Where does the string "this" occur in the records? Copy each line that holds it.

*** Opening Data for processing ***

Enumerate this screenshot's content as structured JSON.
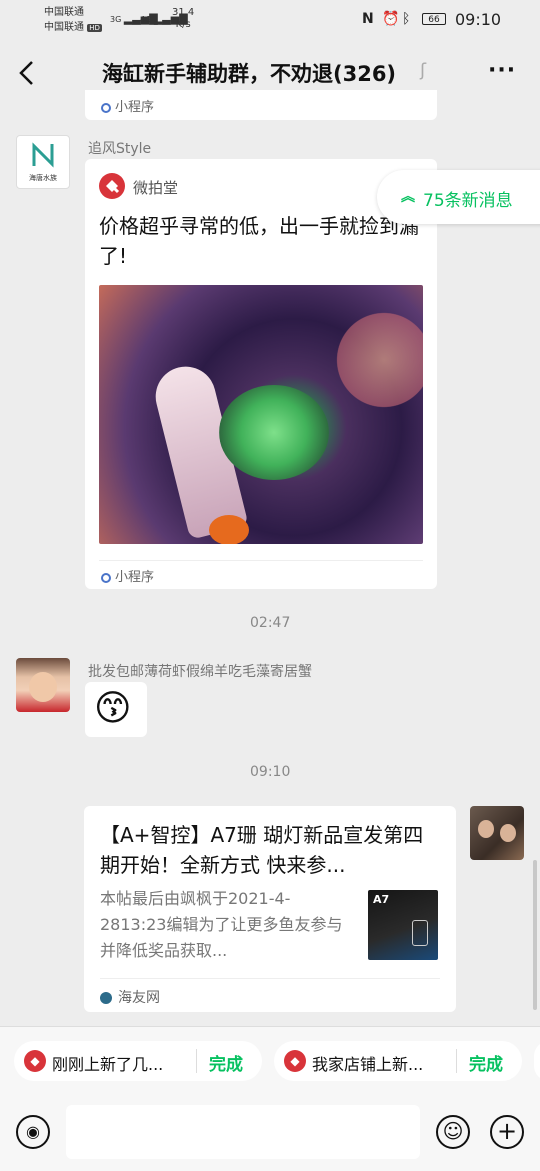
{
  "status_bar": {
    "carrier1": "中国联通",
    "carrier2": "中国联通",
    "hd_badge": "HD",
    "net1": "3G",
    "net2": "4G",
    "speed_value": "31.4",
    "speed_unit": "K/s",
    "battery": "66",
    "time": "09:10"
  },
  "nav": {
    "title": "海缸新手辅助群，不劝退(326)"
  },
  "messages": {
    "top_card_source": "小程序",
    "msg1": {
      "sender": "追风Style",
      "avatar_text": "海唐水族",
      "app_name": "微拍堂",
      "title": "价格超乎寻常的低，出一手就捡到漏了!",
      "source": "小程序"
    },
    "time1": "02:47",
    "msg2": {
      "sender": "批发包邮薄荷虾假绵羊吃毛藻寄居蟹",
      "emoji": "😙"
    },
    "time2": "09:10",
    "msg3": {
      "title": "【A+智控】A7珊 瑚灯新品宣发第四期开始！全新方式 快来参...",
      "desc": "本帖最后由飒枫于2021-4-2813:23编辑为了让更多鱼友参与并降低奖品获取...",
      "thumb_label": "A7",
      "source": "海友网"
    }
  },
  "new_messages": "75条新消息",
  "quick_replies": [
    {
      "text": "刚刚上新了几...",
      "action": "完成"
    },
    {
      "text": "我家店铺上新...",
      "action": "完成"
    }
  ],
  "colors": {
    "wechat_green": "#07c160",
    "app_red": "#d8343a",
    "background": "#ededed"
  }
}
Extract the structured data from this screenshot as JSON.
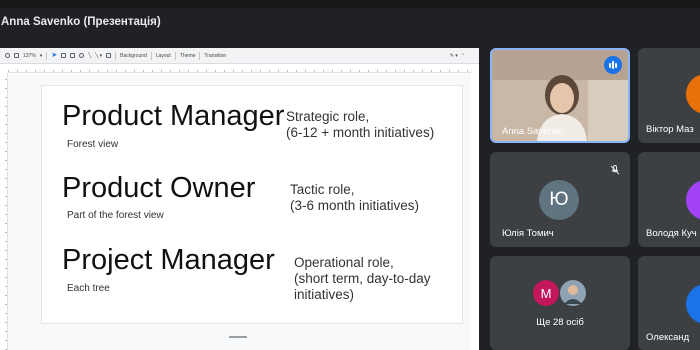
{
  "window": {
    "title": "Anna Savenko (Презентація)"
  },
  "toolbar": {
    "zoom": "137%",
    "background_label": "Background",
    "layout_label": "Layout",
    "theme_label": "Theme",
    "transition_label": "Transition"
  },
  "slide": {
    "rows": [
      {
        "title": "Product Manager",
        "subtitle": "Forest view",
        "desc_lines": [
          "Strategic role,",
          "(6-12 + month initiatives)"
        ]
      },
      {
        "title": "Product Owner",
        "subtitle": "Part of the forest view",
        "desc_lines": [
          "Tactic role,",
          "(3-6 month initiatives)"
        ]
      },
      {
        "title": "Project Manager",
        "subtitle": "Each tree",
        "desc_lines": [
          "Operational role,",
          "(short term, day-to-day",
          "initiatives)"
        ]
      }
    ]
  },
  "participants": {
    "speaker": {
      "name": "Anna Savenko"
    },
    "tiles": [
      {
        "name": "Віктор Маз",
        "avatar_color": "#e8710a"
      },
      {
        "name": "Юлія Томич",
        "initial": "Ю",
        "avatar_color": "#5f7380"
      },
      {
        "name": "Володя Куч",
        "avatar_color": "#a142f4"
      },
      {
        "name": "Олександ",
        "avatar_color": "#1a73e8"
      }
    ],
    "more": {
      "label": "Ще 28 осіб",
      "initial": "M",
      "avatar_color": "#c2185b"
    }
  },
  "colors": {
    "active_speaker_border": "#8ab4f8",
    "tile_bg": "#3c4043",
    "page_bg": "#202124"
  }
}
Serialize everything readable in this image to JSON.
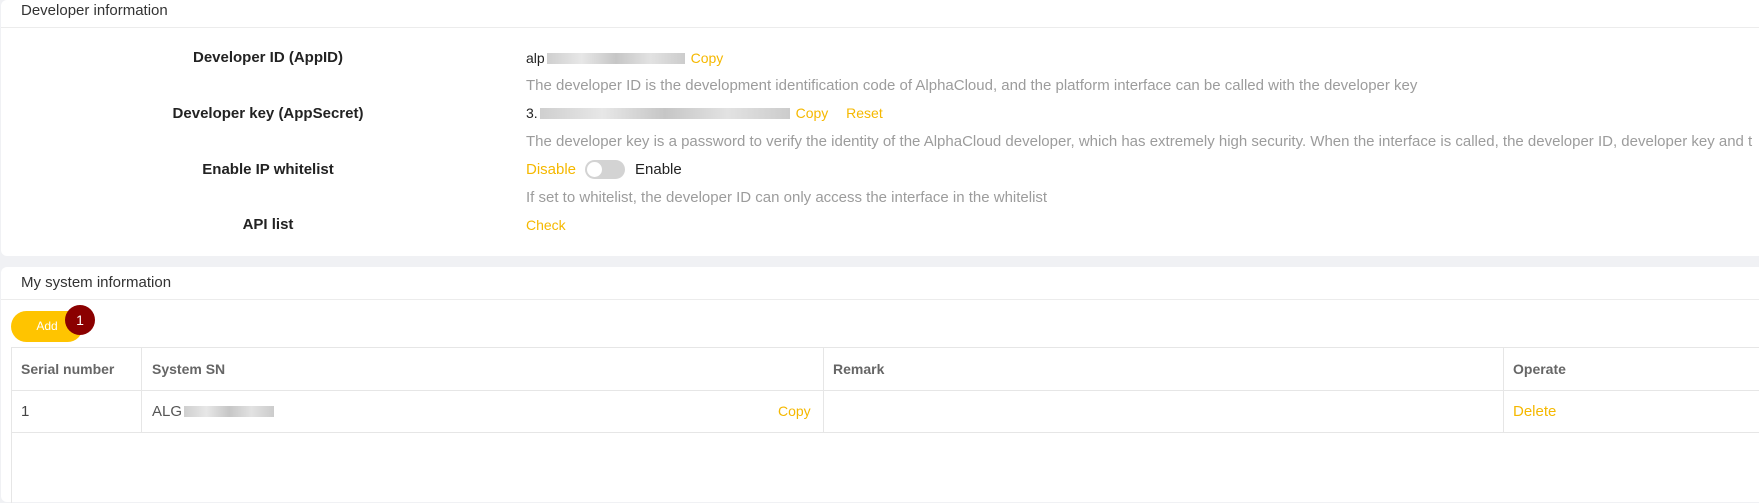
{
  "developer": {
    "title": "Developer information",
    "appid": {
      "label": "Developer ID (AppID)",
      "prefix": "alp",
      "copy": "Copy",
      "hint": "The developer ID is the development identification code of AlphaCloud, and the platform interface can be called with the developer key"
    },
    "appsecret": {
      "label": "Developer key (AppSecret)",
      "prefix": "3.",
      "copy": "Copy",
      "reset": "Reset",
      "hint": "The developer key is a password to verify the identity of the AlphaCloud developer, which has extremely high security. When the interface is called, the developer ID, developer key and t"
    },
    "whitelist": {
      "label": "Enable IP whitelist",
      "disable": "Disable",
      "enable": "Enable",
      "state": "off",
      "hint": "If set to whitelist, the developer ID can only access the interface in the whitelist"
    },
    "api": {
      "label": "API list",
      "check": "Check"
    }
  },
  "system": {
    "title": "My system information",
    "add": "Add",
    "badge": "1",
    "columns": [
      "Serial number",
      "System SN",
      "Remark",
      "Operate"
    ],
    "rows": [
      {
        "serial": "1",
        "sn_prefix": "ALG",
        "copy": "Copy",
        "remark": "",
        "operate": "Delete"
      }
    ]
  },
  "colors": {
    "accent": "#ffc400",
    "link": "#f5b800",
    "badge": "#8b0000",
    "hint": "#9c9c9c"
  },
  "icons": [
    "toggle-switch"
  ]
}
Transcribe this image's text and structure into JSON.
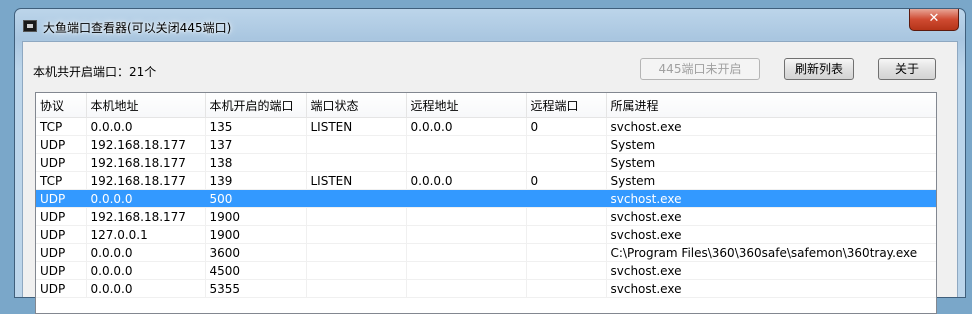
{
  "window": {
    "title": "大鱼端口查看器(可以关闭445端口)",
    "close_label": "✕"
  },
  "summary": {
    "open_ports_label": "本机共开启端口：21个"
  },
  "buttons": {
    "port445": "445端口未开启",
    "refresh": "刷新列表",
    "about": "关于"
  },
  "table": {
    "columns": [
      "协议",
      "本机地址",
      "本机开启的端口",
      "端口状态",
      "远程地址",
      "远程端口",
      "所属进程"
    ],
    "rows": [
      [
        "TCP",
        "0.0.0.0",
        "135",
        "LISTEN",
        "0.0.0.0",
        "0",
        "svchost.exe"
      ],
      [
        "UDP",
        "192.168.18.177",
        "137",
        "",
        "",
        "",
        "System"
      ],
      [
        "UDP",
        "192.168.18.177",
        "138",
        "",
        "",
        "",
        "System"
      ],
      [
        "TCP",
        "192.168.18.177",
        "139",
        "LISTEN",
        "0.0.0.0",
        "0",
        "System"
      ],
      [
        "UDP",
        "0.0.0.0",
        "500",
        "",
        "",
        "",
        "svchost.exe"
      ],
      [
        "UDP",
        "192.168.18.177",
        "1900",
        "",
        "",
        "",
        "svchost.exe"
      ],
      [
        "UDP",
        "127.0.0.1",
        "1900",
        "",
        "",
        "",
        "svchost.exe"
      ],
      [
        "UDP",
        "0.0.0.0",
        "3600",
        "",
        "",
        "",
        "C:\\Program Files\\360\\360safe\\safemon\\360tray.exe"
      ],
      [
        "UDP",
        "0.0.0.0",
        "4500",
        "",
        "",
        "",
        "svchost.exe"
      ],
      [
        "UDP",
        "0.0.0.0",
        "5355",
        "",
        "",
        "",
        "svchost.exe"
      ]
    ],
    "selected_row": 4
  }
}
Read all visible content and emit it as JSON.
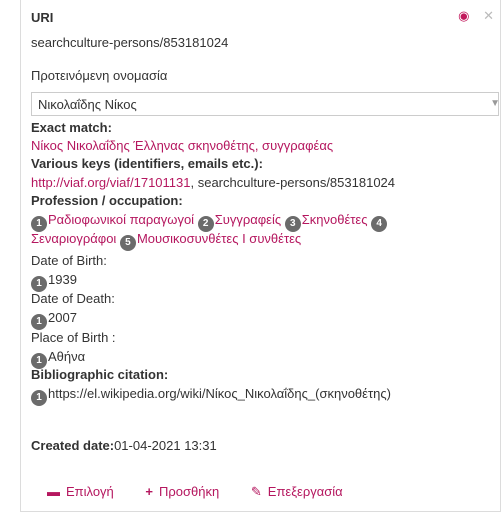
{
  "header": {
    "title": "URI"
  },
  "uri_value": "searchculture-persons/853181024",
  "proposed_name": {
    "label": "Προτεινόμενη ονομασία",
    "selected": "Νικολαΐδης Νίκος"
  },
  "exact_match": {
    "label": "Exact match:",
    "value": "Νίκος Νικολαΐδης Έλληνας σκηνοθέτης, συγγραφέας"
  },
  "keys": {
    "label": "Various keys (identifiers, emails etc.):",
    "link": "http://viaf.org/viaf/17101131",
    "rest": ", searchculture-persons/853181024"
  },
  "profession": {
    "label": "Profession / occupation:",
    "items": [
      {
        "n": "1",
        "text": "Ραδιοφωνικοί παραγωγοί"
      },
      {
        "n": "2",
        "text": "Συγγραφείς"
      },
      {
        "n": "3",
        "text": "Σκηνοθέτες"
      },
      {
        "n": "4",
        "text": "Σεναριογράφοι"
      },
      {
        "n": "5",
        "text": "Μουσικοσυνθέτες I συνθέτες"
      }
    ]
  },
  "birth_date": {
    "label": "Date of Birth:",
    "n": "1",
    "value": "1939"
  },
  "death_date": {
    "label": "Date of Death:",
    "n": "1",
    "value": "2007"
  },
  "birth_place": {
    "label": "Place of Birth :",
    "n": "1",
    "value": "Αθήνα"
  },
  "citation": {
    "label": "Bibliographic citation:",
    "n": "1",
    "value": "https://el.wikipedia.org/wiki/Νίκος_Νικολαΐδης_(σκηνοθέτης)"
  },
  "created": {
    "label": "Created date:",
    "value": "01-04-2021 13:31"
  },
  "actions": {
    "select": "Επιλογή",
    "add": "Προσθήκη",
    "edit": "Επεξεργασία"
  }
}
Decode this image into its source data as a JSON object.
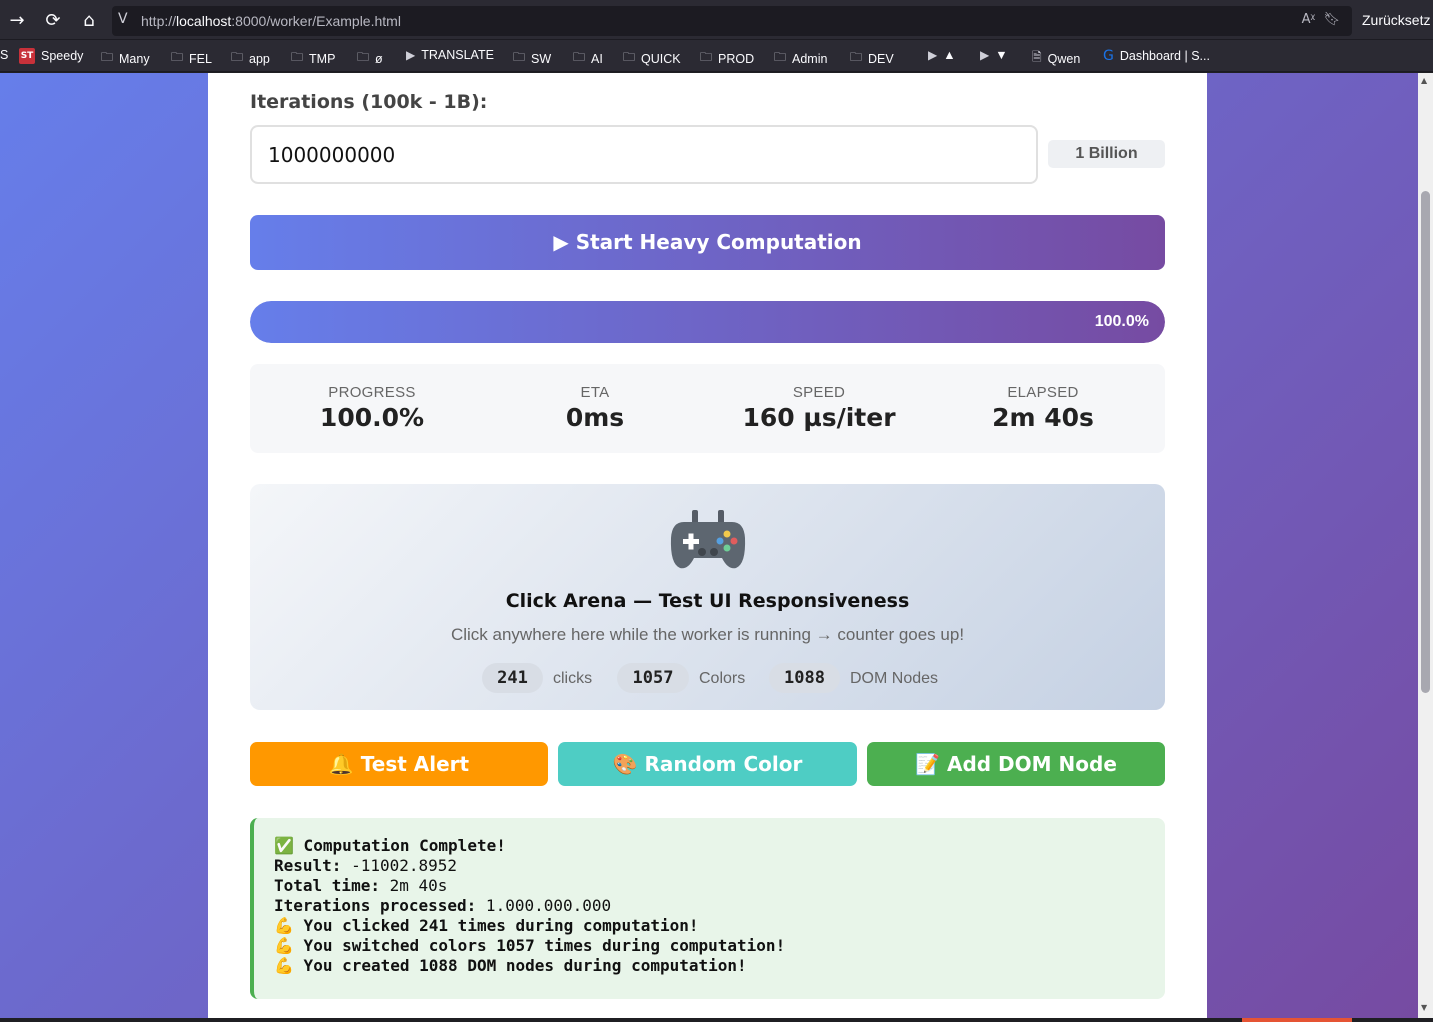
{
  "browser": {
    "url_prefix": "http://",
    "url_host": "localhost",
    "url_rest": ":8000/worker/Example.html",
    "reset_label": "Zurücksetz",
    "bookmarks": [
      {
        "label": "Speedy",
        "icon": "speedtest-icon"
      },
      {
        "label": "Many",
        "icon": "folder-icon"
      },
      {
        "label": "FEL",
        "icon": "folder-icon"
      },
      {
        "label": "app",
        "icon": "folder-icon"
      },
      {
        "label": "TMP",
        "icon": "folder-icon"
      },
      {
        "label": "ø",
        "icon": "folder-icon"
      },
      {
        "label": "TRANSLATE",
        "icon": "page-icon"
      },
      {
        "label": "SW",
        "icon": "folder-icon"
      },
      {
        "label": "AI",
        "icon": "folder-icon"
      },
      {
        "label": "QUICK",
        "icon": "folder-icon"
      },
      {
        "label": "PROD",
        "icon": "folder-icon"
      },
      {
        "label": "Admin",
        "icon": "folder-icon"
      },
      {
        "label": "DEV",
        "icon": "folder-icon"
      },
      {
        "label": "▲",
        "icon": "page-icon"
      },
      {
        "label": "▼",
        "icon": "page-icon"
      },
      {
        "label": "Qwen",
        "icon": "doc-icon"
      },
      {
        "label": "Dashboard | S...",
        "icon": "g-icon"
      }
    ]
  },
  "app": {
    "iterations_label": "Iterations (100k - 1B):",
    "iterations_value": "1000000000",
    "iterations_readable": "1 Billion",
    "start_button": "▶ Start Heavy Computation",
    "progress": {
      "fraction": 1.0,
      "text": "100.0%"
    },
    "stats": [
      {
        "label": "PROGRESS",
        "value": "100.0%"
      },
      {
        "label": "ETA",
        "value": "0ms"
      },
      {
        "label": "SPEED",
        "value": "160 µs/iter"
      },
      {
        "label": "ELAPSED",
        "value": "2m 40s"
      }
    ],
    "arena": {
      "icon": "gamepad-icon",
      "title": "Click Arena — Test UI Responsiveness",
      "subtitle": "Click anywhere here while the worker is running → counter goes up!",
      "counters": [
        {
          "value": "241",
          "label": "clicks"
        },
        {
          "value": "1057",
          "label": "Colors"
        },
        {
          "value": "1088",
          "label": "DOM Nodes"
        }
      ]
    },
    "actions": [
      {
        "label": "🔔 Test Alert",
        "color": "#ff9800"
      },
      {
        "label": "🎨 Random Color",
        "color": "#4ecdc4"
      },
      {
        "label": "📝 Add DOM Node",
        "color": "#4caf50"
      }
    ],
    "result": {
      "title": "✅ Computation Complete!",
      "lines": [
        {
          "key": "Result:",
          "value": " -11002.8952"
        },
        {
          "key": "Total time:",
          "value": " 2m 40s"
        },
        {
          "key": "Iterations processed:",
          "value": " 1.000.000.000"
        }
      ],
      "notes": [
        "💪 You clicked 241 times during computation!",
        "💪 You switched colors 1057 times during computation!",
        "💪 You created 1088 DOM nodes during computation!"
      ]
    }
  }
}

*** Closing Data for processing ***

* The completed task
Enumerate this screenshot's content as structured JSON.
Extract the structured data from this screenshot as JSON.
Serialize everything readable in this image to JSON.
Transcribe this image's text and structure into JSON.
Decode this image into its source data as a JSON object.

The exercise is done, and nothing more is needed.